• Problem requirements:
A faithful copy of the data below is required, leaving out every picture.

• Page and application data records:
....
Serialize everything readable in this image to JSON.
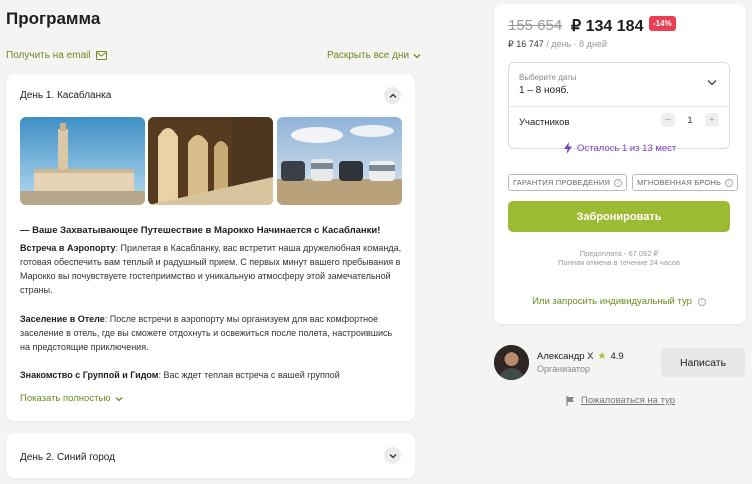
{
  "program": {
    "title": "Программа",
    "email_link": "Получить на email",
    "expand_link": "Раскрыть все дни"
  },
  "days": [
    {
      "title": "День 1. Касабланка",
      "trip_heading": "Ваше Захватывающее Путешествие в Марокко Начинается с Касабланки!",
      "paragraphs": [
        {
          "bold": "Встреча в Аэропорту",
          "text": ": Прилетая в Касабланку, вас встретит наша дружелюбная команда, готовая обеспечить вам теплый и радушный прием. С первых минут вашего пребывания в Марокко вы почувствуете гостеприимство и уникальную атмосферу этой замечательной страны."
        },
        {
          "bold": "Заселение в Отеле",
          "text": ": После встречи в аэропорту мы организуем для вас комфортное заселение в отель, где вы сможете отдохнуть и освежиться после полета, настроившись на предстоящие приключения."
        },
        {
          "bold": "Знакомство с Группой и Гидом",
          "text": ": Вас ждет теплая встреча с вашей группой"
        }
      ],
      "show_more": "Показать полностью"
    },
    {
      "title": "День 2. Синий город"
    }
  ],
  "booking": {
    "old_price": "155 654",
    "new_price": "₽ 134 184",
    "discount": "-14%",
    "per_day_price": "₽ 16 747",
    "per_day_suffix": " / день · 8 дней",
    "date_label": "Выберите даты",
    "date_value": "1 – 8 нояб.",
    "participants_label": "Участников",
    "participants_minus": "−",
    "participants_value": "1",
    "participants_plus": "+",
    "seats_left": "Осталось 1 из 13 мест",
    "badge_guarantee": "ГАРАНТИЯ ПРОВЕДЕНИЯ",
    "badge_instant": "МГНОВЕННАЯ БРОНЬ",
    "book_button": "Забронировать",
    "prepayment": "Предоплата - 67 092 ₽",
    "cancellation": "Полная отмена в течение 24 часов",
    "request_link": "Или запросить индивидуальный тур"
  },
  "organizer": {
    "name": "Александр Х",
    "rating": "4.9",
    "role": "Организатор",
    "write_button": "Написать",
    "report_link": "Пожаловаться на тур"
  },
  "colors": {
    "accent_green": "#9dbb32",
    "link_green": "#6d8a1f",
    "discount_red": "#e84055",
    "seats_purple": "#7b3fbf"
  }
}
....
• Exercise result:
Serialize everything readable in this image to JSON.
{
  "program": {
    "title": "Программа",
    "email_link": "Получить на email",
    "expand_link": "Раскрыть все дни"
  },
  "days": [
    {
      "title": "День 1. Касабланка",
      "trip_heading": "Ваше Захватывающее Путешествие в Марокко Начинается с Касабланки!",
      "paragraphs": [
        {
          "bold": "Встреча в Аэропорту",
          "text": ": Прилетая в Касабланку, вас встретит наша дружелюбная команда, готовая обеспечить вам теплый и радушный прием. С первых минут вашего пребывания в Марокко вы почувствуете гостеприимство и уникальную атмосферу этой замечательной страны."
        },
        {
          "bold": "Заселение в Отеле",
          "text": ": После встречи в аэропорту мы организуем для вас комфортное заселение в отель, где вы сможете отдохнуть и освежиться после полета, настроившись на предстоящие приключения."
        },
        {
          "bold": "Знакомство с Группой и Гидом",
          "text": ": Вас ждет теплая встреча с вашей группой"
        }
      ],
      "show_more": "Показать полностью"
    },
    {
      "title": "День 2. Синий город"
    }
  ],
  "booking": {
    "old_price": "155 654",
    "new_price": "₽ 134 184",
    "discount": "-14%",
    "per_day_price": "₽ 16 747",
    "per_day_suffix": " / день · 8 дней",
    "date_label": "Выберите даты",
    "date_value": "1 – 8 нояб.",
    "participants_label": "Участников",
    "participants_minus": "−",
    "participants_value": "1",
    "participants_plus": "+",
    "seats_left": "Осталось 1 из 13 мест",
    "badge_guarantee": "ГАРАНТИЯ ПРОВЕДЕНИЯ",
    "badge_instant": "МГНОВЕННАЯ БРОНЬ",
    "book_button": "Забронировать",
    "prepayment": "Предоплата - 67 092 ₽",
    "cancellation": "Полная отмена в течение 24 часов",
    "request_link": "Или запросить индивидуальный тур"
  },
  "organizer": {
    "name": "Александр Х",
    "rating": "4.9",
    "role": "Организатор",
    "write_button": "Написать",
    "report_link": "Пожаловаться на тур"
  },
  "colors": {
    "accent_green": "#9dbb32",
    "link_green": "#6d8a1f",
    "discount_red": "#e84055",
    "seats_purple": "#7b3fbf"
  }
}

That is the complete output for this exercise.